According to a Drought Monitor map published this week by the National Weather Service, Suffolk and most of the rest of the Hampton Roads region are in “abnormally dry” conditions. The next stage after that is “moderate drought,” which is currently being experienced across much of the rest of the state.
According to the DEQ’s drought evaluation map, the Hampton Roads region is rated as “emergency” for precipitation but rated normal for groundwater and reservoir levels. No data is available for the region on streamflow.
The next stage after the statewide drought watch issued Friday is a drought warning, which indicates that a significant drought event is imminent.

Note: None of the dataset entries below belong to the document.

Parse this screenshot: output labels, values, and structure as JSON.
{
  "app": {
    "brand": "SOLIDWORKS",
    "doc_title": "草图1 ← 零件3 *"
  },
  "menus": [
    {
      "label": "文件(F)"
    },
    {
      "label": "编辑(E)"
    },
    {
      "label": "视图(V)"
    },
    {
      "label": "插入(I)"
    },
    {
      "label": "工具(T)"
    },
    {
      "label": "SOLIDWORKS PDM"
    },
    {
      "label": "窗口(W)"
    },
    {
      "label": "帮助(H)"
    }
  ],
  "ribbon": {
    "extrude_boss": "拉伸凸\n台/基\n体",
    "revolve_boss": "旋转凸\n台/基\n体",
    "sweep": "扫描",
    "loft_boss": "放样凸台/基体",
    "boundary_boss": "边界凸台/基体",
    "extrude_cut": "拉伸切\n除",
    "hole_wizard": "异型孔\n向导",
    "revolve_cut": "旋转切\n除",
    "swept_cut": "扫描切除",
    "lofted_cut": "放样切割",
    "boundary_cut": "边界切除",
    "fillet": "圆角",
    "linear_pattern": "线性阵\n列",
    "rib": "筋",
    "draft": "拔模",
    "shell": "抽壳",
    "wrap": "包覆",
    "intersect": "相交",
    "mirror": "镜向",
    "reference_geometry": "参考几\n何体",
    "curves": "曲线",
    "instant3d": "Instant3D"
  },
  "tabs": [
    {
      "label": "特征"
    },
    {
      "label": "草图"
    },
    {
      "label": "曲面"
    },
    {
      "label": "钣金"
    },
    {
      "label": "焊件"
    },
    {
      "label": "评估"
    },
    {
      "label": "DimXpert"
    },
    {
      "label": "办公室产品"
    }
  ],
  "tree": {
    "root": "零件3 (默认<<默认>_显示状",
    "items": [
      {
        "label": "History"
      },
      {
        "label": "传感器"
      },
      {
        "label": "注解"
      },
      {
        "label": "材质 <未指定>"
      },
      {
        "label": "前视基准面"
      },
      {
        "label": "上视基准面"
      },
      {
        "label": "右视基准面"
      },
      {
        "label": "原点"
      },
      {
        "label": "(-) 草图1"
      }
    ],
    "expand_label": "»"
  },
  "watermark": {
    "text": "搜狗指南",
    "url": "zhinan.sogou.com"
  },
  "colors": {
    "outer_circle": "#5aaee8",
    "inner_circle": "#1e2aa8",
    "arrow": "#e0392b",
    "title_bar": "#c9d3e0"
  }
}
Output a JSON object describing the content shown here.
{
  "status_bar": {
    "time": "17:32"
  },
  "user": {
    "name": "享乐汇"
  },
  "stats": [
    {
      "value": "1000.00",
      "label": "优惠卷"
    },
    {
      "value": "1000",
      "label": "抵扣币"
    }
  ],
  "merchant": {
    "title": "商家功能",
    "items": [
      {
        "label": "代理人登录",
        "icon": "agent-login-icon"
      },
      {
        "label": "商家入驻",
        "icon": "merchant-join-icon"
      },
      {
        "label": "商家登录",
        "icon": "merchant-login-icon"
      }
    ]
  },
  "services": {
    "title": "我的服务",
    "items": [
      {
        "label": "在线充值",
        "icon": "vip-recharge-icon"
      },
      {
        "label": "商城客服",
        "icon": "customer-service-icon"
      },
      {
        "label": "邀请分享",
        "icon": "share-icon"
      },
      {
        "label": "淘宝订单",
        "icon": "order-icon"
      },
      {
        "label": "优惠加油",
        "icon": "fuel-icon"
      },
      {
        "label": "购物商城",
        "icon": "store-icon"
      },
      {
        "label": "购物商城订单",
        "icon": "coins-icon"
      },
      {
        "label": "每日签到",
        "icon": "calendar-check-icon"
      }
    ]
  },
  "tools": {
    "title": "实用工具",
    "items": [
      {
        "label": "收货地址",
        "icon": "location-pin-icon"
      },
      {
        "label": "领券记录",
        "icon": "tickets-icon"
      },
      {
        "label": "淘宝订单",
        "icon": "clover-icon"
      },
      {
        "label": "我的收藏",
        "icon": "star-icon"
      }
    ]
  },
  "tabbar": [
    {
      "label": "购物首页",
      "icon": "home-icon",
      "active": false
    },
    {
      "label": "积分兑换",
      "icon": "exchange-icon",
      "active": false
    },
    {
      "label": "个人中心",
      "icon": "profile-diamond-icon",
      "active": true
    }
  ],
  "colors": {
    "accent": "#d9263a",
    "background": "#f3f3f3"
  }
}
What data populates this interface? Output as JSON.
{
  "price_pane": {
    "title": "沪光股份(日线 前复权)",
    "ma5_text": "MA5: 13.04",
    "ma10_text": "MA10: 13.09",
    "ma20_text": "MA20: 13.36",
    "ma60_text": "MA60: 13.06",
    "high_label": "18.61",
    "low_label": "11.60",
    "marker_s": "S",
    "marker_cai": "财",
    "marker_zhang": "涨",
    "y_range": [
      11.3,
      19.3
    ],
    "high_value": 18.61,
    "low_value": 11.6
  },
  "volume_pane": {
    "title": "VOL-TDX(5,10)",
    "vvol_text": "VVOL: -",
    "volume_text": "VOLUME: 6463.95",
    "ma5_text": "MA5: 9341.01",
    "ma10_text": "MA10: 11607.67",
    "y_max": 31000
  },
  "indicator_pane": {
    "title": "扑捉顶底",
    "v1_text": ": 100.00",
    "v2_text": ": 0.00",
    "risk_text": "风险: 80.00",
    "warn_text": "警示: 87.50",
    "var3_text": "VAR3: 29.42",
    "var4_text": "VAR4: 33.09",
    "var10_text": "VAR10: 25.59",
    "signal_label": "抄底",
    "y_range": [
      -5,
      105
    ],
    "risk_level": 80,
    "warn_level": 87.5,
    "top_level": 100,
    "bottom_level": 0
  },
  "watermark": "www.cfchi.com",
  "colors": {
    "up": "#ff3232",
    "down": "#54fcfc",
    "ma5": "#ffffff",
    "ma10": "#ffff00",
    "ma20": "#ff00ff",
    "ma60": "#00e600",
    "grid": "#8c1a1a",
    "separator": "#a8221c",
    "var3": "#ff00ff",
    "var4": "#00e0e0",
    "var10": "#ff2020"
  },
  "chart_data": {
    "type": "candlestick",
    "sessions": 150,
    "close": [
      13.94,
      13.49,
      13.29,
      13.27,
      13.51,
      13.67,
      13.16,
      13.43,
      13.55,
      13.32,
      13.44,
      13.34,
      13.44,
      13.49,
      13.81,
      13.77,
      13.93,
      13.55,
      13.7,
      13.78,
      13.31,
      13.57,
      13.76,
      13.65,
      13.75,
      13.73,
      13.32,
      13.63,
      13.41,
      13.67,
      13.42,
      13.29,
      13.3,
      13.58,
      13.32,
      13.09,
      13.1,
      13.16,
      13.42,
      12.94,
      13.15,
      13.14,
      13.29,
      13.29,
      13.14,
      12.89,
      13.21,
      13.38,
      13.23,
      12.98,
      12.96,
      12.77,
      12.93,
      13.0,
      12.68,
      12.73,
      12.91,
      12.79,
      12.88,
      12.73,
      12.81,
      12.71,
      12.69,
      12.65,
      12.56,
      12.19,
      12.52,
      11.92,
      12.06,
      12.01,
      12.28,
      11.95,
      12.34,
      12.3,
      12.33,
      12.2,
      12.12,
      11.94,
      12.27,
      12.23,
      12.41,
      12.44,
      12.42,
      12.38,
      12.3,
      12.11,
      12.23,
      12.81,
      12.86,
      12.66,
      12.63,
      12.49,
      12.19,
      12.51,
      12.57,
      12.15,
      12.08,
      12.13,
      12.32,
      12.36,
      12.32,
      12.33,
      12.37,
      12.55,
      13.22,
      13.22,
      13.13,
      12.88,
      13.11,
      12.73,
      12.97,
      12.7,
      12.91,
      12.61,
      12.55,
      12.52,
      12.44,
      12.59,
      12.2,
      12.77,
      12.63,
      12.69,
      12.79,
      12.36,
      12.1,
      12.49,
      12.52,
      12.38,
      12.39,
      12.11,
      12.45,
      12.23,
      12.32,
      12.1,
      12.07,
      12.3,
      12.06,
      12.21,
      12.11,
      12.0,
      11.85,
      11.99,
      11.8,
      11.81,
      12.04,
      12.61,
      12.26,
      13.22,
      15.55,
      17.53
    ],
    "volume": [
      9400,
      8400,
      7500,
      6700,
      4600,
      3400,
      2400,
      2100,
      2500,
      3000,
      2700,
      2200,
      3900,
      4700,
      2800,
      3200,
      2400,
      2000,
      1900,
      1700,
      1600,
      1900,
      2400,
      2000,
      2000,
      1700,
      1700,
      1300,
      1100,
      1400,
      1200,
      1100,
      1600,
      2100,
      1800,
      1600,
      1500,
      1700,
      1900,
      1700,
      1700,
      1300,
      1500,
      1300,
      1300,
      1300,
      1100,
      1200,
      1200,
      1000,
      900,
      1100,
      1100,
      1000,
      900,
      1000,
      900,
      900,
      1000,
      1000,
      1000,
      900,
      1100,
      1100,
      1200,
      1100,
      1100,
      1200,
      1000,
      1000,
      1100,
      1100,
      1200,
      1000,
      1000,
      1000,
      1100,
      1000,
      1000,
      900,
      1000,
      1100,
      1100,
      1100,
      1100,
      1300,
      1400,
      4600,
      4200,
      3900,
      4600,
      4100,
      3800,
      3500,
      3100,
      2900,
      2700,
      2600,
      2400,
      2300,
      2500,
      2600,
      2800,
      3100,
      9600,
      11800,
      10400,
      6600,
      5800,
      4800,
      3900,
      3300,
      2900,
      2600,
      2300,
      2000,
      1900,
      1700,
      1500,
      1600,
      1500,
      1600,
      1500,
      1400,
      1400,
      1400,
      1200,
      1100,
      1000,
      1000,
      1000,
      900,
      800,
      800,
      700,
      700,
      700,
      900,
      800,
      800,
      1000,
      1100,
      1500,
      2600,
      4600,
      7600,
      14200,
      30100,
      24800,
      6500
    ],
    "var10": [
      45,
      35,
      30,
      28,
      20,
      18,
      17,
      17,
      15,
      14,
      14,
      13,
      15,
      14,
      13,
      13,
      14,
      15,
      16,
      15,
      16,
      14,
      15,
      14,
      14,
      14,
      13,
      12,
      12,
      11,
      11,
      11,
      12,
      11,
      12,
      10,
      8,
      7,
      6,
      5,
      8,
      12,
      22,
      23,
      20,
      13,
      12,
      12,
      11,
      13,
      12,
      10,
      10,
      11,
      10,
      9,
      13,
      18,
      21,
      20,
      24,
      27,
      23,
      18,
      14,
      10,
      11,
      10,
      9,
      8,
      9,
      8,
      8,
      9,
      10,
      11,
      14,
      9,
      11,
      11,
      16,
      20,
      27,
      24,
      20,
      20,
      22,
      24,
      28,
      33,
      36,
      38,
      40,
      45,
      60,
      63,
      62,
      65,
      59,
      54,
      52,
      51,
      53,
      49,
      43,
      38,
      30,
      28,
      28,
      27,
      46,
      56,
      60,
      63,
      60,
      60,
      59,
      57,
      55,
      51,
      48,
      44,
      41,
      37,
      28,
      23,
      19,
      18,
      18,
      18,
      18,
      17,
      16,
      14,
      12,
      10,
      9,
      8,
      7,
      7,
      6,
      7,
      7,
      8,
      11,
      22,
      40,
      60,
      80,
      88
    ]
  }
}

If a drought warning is issued, water conservation and contingency plans that are already in place — or prepared during a drought watch — would begin.
“Higher temperatures and less consistent precipitation patterns driven by climate change are making extreme weather like droughts more prevalent around the world, and Virginia is no exception,” said Secretary of Natural Resources Matthew J. Strickler. “Governor Northam and our administration are taking steps to monitor and mitigate drought impacts and address the causes and symptoms of climate change.”
Additionally, 36 localities in Virginia have issued open air burn bans. (Suffolk is not yet one of them.) Individuals are encouraged to check the Virginia Department of Forestry’s map for the latest information on active burn bans and contact their locality for further details on outdoor burning restrictions.
“Fortunately, Virginia’s vigilant task force, ongoing monitoring program and cohesive regional water resource plans are in place for this very situation, to help raise awareness across the Commonwealth and mitigate potential impacts to citizens, water suppliers, and their customers,” said DEQ Director David Paylor.
Throughout the drought watch advisory, localities, water suppliers and self-supplied water users in all areas are strongly encouraged to take voluntary steps to protect current water supplies.
- Minimize non-essential water use.
- Review or develop new local water conservation and drought contingency plans and take actions consistent with those plans.
- Share information as broadly as possible.
- Continue monitoring the condition of public waterworks and self-supplied water systems in partnership with the Virginia Department of Health.
- Impose water restrictions when consistent with local water supply conditions.
- Aggressively pursue leak detection and repair programs.
Statewide information on current drought conditions is available on the DEQ website, www.deq.virginia.gov.